[Editor’s Note: The following is an excerpt from Inside Facebook Gold, our new data and analysis membership service tracking Facebook’s business and growth. Inside Facebook Gold presents weekly in-depth analysis articles exploring the most critical developments impacting the future of the Facebook ecosystem. Click here to learn more.]

While Facebook has been changing its product – and dealing with partially negative reactions from users and privacy watchdogs – for years, the latest round of media attention paid to Facebook’s recently announced products was different than it’s been in years past. In previous (and arguably much bigger) product announcements, like the launch of the News Feed in 2006, and the initial move to more public user profiles in early 2009, the changes were protested by users forming Facebook Groups into the millions of members (yes, ironically, people using the product to protest the product).

Now, this year’s changes were met with Chuck Schumer holding a press conference to call Facebook “The Wild West of the Internet” and an open letter from Schumer and three other US Senators to Mark Zuckerberg requesting that Facebook make Instant Personalization – a just-announced feature currently live on three partner sites – opt-in.

As someone who has been following the company closely over the years, the fact that Facebook product announcements are prompting immediate multi-Senator responses is definitely a sign of how the stakes have changed for Facebook since the days of “1 Million Users Against the News Feed.” Now, Facebook not only has to improve the way it communicates with users – it has to fight for its life inside the Beltway, or it could become a poster-child for politicians looking to capitalize on Facebook’s problems while the FUD iron is still hot.

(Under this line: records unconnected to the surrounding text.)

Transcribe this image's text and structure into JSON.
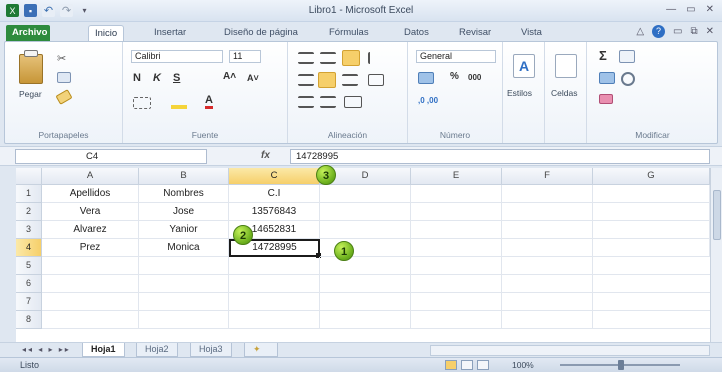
{
  "window": {
    "title": "Libro1 - Microsoft Excel",
    "controls": [
      "—",
      "▭",
      "✕"
    ]
  },
  "ribbon_tabs": {
    "file": "Archivo",
    "home": "Inicio",
    "insert": "Insertar",
    "page_layout": "Diseño de página",
    "formulas": "Fórmulas",
    "data": "Datos",
    "review": "Revisar",
    "view": "Vista"
  },
  "ribbon": {
    "clipboard": {
      "label": "Portapapeles",
      "paste": "Pegar"
    },
    "font": {
      "label": "Fuente",
      "name": "Calibri",
      "size": "11",
      "bold": "N",
      "italic": "K",
      "underline": "S",
      "grow": "A˄",
      "shrink": "A˅",
      "color": "A"
    },
    "alignment": {
      "label": "Alineación"
    },
    "number": {
      "label": "Número",
      "format": "General",
      "percent": "%",
      "thousands": "000",
      "inc": ",0 ,00"
    },
    "styles": {
      "label": "Estilos"
    },
    "cells": {
      "label": "Celdas"
    },
    "editing": {
      "label": "Modificar",
      "sum": "Σ"
    }
  },
  "formula_bar": {
    "name_box": "C4",
    "fx": "fx",
    "content": "14728995"
  },
  "columns": [
    "A",
    "B",
    "C",
    "D",
    "E",
    "F",
    "G"
  ],
  "rows": [
    "1",
    "2",
    "3",
    "4",
    "5",
    "6",
    "7",
    "8"
  ],
  "cells": {
    "A1": "Apellidos",
    "B1": "Nombres",
    "C1": "C.I",
    "A2": "Vera",
    "B2": "Jose",
    "C2": "13576843",
    "A3": "Alvarez",
    "B3": "Yanior",
    "C3": "14652831",
    "A4": "Prez",
    "B4": "Monica",
    "C4": "14728995"
  },
  "selected_cell": "C4",
  "sheet_tabs": [
    "Hoja1",
    "Hoja2",
    "Hoja3"
  ],
  "status": {
    "ready": "Listo",
    "zoom": "100%"
  },
  "callouts": [
    "1",
    "2",
    "3"
  ],
  "colors": {
    "file_tab": "#2e8b3d",
    "selection_header": "#f6cf6a",
    "callout": "#6fb21f"
  }
}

Fundamentally, there are 3 different (almost religious) views on the way Facebook makes product changes:

  1. It is greedy and looking to capitalize on user data through advertising, to what will eventually become its own demise.
  2. On the contrary, the company is rapidly innovating given changing privacy and cultural norms on the Internet.
  3. A middle ground, that Facebook is gradually changing the way privacy works in its product as a result of what users demonstrate they want.

>> Read more of this article at Inside Facebook Gold